▶ **Provided entries**
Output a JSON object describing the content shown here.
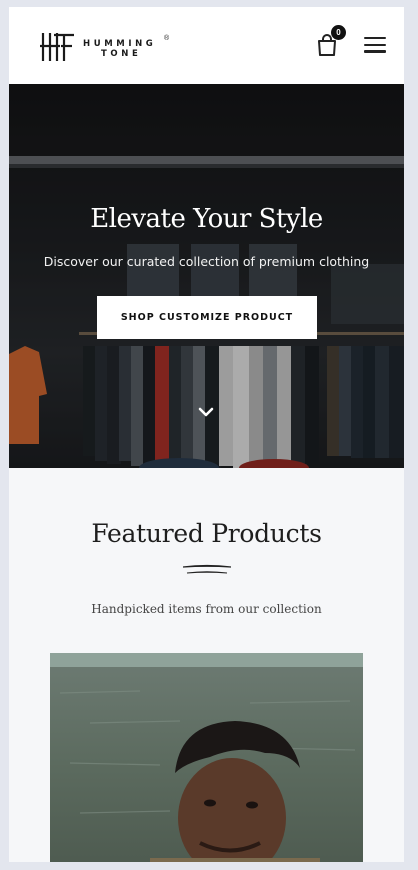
{
  "header": {
    "brand_line1": "HUMMING",
    "brand_line2": "TONE",
    "brand_reg": "®",
    "cart_count": "0",
    "cart_icon": "shopping-bag-icon",
    "menu_icon": "hamburger-menu-icon"
  },
  "hero": {
    "title": "Elevate Your Style",
    "subtitle": "Discover our curated collection of premium clothing",
    "cta_label": "SHOP CUSTOMIZE PRODUCT",
    "scroll_icon": "chevron-down-icon"
  },
  "featured": {
    "title": "Featured Products",
    "subtitle": "Handpicked items from our collection"
  },
  "colors": {
    "page_bg": "#f6f7f9",
    "header_bg": "#ffffff",
    "button_bg": "#ffffff",
    "text_dark": "#1e1e1e"
  }
}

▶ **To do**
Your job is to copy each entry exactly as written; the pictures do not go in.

▶ **Solution to this problem**
Output a JSON object describing the content shown here.
{
  "header": {
    "brand_line1": "HUMMING",
    "brand_line2": "TONE",
    "brand_reg": "®",
    "cart_count": "0",
    "cart_icon": "shopping-bag-icon",
    "menu_icon": "hamburger-menu-icon"
  },
  "hero": {
    "title": "Elevate Your Style",
    "subtitle": "Discover our curated collection of premium clothing",
    "cta_label": "SHOP CUSTOMIZE PRODUCT",
    "scroll_icon": "chevron-down-icon"
  },
  "featured": {
    "title": "Featured Products",
    "subtitle": "Handpicked items from our collection"
  },
  "colors": {
    "page_bg": "#f6f7f9",
    "header_bg": "#ffffff",
    "button_bg": "#ffffff",
    "text_dark": "#1e1e1e"
  }
}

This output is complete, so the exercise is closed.